Findings

The findings show that the Gumbel copula is the best model for modeling the conditional dependence structure of the oil and stock markets in most cases. They also indicate that the best hedging strategy for oil price by stock market varies considerably over time, but this variation depends on both the index introduced and the model used. However, the conditional copula method with skewed student more effective than the other models to minimize the risk of oil-stock portfolio.

Originality/value

This research implication can be valuable for portfolio managers and individual investors who seek to make earnings by diversifying their portfolios. The findings of this study provide evidence of the importance of stock assets for making an optimal portfolio consisting of oil in the case of investments in oil and stock markets. This paper attempts to fill the voids in the literature on volatility among oil prices and stock markets in two important areas. First, it uses copulas to investigate the conditional dependence structure of the oil crude and stock markets in the oil exporting and importing countries. Second, it uses the dependence coefficients and conditional variance to calculate dynamic hedge ratios and risk-minimizing optimal portfolio weights for oil–stock.

Details

International Journal of Energy Sector Management, vol. 14 no. 2
Type: Research Article
ISSN: 1750-6220

Keywords

To view the access options for this content please click here
Article
Publication date: 18 April 2017

Bhaskar Bagchi

The purpose of this paper is to examine the dynamic relationship between crude oil price volatility and stock markets in the emerging economies like BRIC (Brazil, Russia…

Abstract

Purpose

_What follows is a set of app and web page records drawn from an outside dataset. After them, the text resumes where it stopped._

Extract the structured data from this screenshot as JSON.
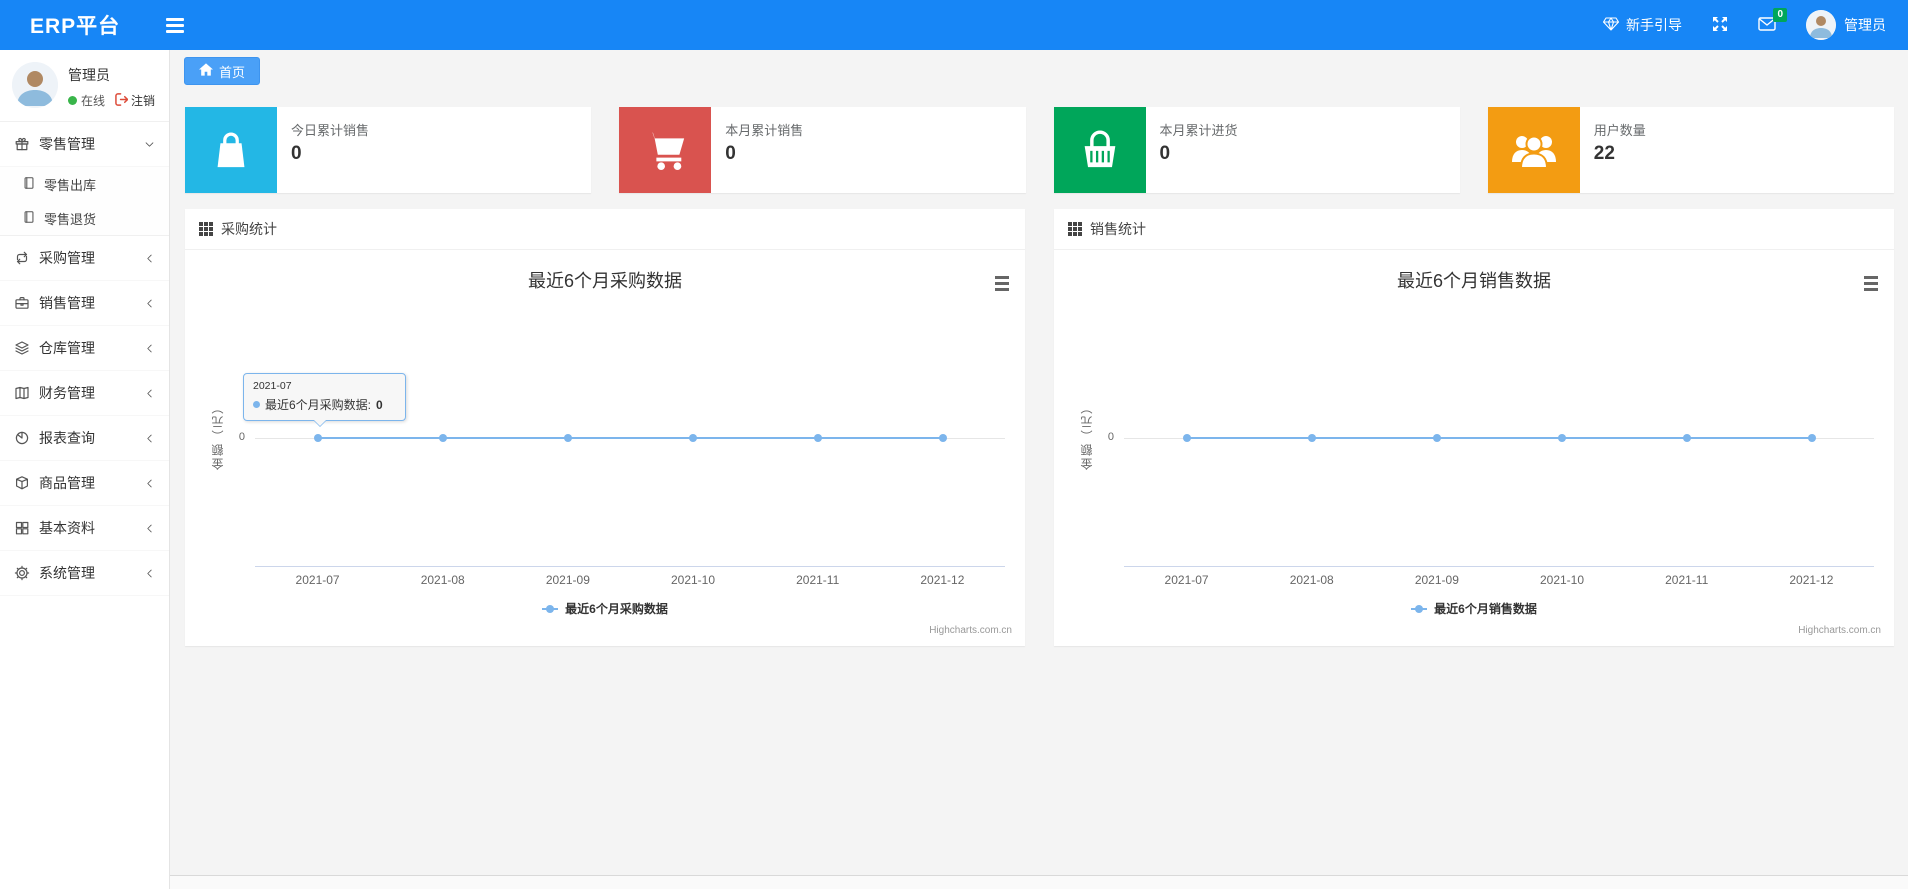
{
  "navbar": {
    "brand": "ERP平台",
    "guide_label": "新手引导",
    "message_count": "0",
    "user_name": "管理员",
    "background_color": "#1786f6",
    "icons": [
      "hamburger-icon",
      "gem-icon",
      "fullscreen-icon",
      "mail-icon",
      "avatar"
    ]
  },
  "sidebar": {
    "user": {
      "name": "管理员",
      "status": "在线",
      "logout_label": "注销",
      "online_color": "#39b54a",
      "logout_color": "#dd4b39"
    },
    "menu": [
      {
        "label": "零售管理",
        "icon": "gift-icon",
        "state": "expanded",
        "children": [
          {
            "label": "零售出库",
            "icon": "file-icon"
          },
          {
            "label": "零售退货",
            "icon": "file-icon"
          }
        ]
      },
      {
        "label": "采购管理",
        "icon": "repeat-icon",
        "state": "collapsed"
      },
      {
        "label": "销售管理",
        "icon": "briefcase-icon",
        "state": "collapsed"
      },
      {
        "label": "仓库管理",
        "icon": "layers-icon",
        "state": "collapsed"
      },
      {
        "label": "财务管理",
        "icon": "ledger-icon",
        "state": "collapsed"
      },
      {
        "label": "报表查询",
        "icon": "pie-chart-icon",
        "state": "collapsed"
      },
      {
        "label": "商品管理",
        "icon": "cube-icon",
        "state": "collapsed"
      },
      {
        "label": "基本资料",
        "icon": "grid-icon",
        "state": "collapsed"
      },
      {
        "label": "系统管理",
        "icon": "gear-icon",
        "state": "collapsed"
      }
    ]
  },
  "breadcrumb": {
    "home": "首页",
    "icon": "home-icon",
    "color": "#4aa0f7"
  },
  "cards": [
    {
      "label": "今日累计销售",
      "value": "0",
      "color": "#23b7e5",
      "icon": "shopping-bag-icon"
    },
    {
      "label": "本月累计销售",
      "value": "0",
      "color": "#d9534f",
      "icon": "shopping-cart-icon"
    },
    {
      "label": "本月累计进货",
      "value": "0",
      "color": "#00a65a",
      "icon": "shopping-basket-icon"
    },
    {
      "label": "用户数量",
      "value": "22",
      "color": "#f39c12",
      "icon": "users-icon"
    }
  ],
  "chart_data": [
    {
      "type": "line",
      "panel_title": "采购统计",
      "panel_icon": "th-grid-icon",
      "title": "最近6个月采购数据",
      "categories": [
        "2021-07",
        "2021-08",
        "2021-09",
        "2021-10",
        "2021-11",
        "2021-12"
      ],
      "series": [
        {
          "name": "最近6个月采购数据",
          "values": [
            0,
            0,
            0,
            0,
            0,
            0
          ],
          "color": "#7cb5ec"
        }
      ],
      "xlabel": "",
      "ylabel": "金额（元）",
      "ytick": "0",
      "ylim": [
        0,
        0
      ],
      "grid": false,
      "legend_position": "bottom",
      "credits": "Highcharts.com.cn",
      "tooltip": {
        "header": "2021-07",
        "series": "最近6个月采购数据:",
        "value": "0"
      }
    },
    {
      "type": "line",
      "panel_title": "销售统计",
      "panel_icon": "th-grid-icon",
      "title": "最近6个月销售数据",
      "categories": [
        "2021-07",
        "2021-08",
        "2021-09",
        "2021-10",
        "2021-11",
        "2021-12"
      ],
      "series": [
        {
          "name": "最近6个月销售数据",
          "values": [
            0,
            0,
            0,
            0,
            0,
            0
          ],
          "color": "#7cb5ec"
        }
      ],
      "xlabel": "",
      "ylabel": "金额（元）",
      "ytick": "0",
      "ylim": [
        0,
        0
      ],
      "grid": false,
      "legend_position": "bottom",
      "credits": "Highcharts.com.cn"
    }
  ]
}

The purpose of this paper is to examine the dynamic relationship between crude oil price volatility and stock markets in the emerging economies like BRIC (Brazil, Russia, India and China) countries in the context of sharp continuous fall in the crude oil price in recent times.

Design/methodology/approach

The stock price volatility is partly explained by volatility in crude oil price. The author adopt an Asymmetric Power ARCH (APARCH) model which takes into account long memory behavior, speed of market information, asymmetries and leverage effects.

Findings

For Bovespa, MICEX, BSE Sensex and crude oil there is an asymmetric response of volatilities to positive and negative shocks and negative correlation exists between returns and volatility indicating that negative information will create greater volatility. However, for Shanghai Composite positive information has greater effect on stock price volatility in comparison to negative information. The study results also suggest the presence long memory behavior and persistent volatility clustering phenomenon amongst crude oil price and stock markets of the BRIC countries.

Originality/value

The present study makes a number of contributions to the existing literature in the following ways. First, the author have considered crude oil prices up to January 31, 2016, so that the study can reflect the impact of declining trend of crude oil prices on the stock indices which is also regarded as “new oil price shock” to measure the volatility between crude oil price and stock market indices of BRIC countries. Second, the volatility is captured by APARCH model which takes into account long memory behavior, speed of market information, asymmetries and leverage effects.

Details

International Journal of Emerging Markets, vol. 12 no. 2
Type: Research Article
ISSN: 1746-8809

Keywords

1 – 10 of over 32000